___ Data provided ___
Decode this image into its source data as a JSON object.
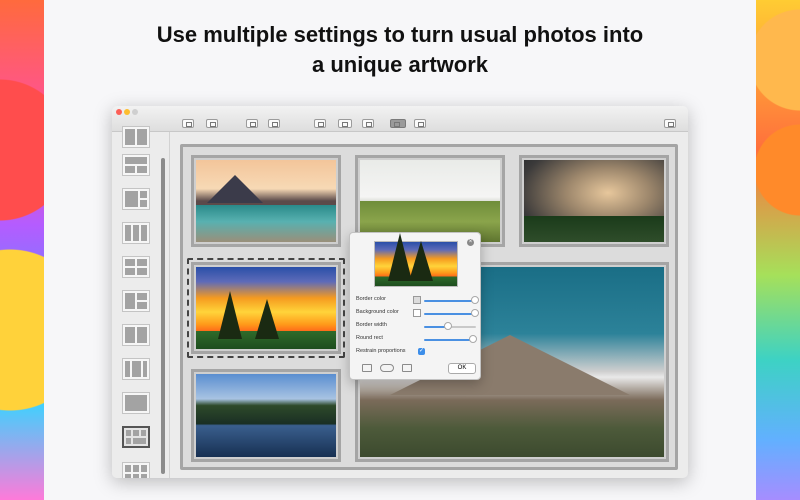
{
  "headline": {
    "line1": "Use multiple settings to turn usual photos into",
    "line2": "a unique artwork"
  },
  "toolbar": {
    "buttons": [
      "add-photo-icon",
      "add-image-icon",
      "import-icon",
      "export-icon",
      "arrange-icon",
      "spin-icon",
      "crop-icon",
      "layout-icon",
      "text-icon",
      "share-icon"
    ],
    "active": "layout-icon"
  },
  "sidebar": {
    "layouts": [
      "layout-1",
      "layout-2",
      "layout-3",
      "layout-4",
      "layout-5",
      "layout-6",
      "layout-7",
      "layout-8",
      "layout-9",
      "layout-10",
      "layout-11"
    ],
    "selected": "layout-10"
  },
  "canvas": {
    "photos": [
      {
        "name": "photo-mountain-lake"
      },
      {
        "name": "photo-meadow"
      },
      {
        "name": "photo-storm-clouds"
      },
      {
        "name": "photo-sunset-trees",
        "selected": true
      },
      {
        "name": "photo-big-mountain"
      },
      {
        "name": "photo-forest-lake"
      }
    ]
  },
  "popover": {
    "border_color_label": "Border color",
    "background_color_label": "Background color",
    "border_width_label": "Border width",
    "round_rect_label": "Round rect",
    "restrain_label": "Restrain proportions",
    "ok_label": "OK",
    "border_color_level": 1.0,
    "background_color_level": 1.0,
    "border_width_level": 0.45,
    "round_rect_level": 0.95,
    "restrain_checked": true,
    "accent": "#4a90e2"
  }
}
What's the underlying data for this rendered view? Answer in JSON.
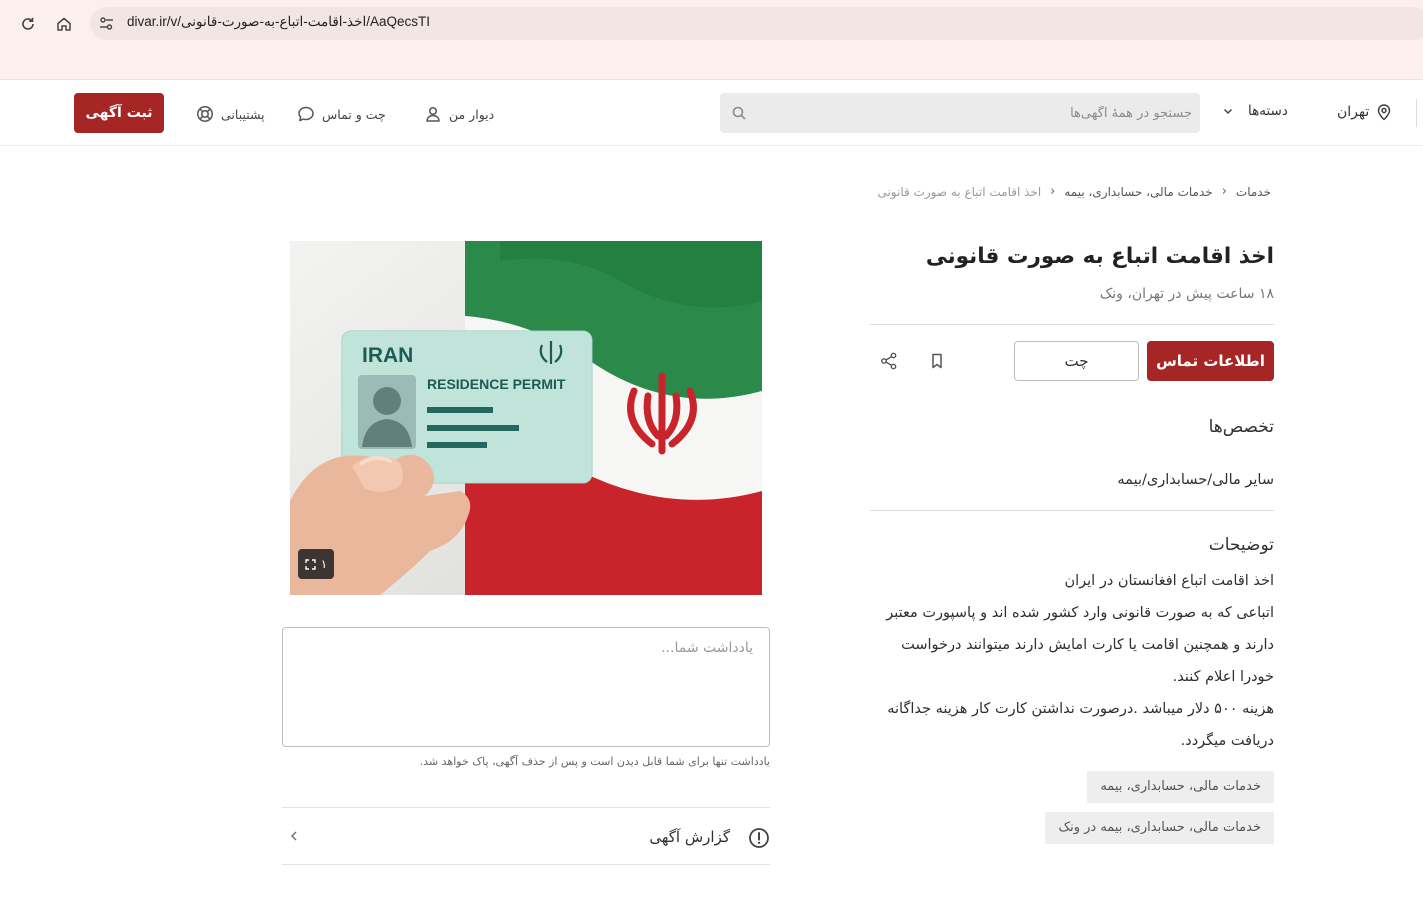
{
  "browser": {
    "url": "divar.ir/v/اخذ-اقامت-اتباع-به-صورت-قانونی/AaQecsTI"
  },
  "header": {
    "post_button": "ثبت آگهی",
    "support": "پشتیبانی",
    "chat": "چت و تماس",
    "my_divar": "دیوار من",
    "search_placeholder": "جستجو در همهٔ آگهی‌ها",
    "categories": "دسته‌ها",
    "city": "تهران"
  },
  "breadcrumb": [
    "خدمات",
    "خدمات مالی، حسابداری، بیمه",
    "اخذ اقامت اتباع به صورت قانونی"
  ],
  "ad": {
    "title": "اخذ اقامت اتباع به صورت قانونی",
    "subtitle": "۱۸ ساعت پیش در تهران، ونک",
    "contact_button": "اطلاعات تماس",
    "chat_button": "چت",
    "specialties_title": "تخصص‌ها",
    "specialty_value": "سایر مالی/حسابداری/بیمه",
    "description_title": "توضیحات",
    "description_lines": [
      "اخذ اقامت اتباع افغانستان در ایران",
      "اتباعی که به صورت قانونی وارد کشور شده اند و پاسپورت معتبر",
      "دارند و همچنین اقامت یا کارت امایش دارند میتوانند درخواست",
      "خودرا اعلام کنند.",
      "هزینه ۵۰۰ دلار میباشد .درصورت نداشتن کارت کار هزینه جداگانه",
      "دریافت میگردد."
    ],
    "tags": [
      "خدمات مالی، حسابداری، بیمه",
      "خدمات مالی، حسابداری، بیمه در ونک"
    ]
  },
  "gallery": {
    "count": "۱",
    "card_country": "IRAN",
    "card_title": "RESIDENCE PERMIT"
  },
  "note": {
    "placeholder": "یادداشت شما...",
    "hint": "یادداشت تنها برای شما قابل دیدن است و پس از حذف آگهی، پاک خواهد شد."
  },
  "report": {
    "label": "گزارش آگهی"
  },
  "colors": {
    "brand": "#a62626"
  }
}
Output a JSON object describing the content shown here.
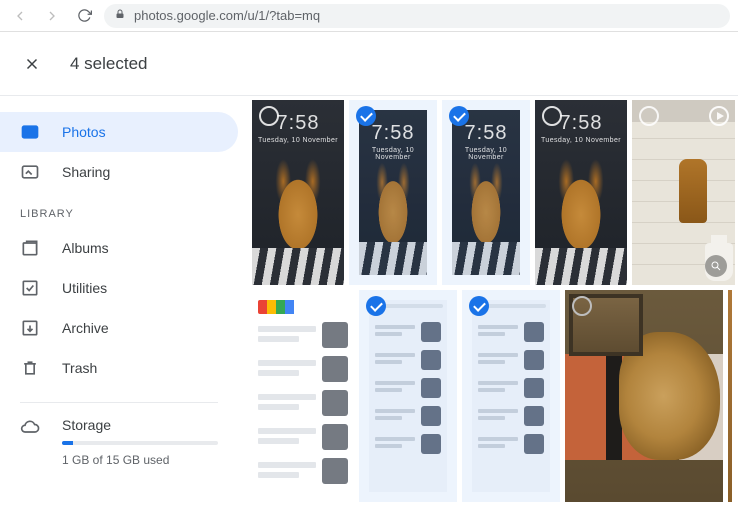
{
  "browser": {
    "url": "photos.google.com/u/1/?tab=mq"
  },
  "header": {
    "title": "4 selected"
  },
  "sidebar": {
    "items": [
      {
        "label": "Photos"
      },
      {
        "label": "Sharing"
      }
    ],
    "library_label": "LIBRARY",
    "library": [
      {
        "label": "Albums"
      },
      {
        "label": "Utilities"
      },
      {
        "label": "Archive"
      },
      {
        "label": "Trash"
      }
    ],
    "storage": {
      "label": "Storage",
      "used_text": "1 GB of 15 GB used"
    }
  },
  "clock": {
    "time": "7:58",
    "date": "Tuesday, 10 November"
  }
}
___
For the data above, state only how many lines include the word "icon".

11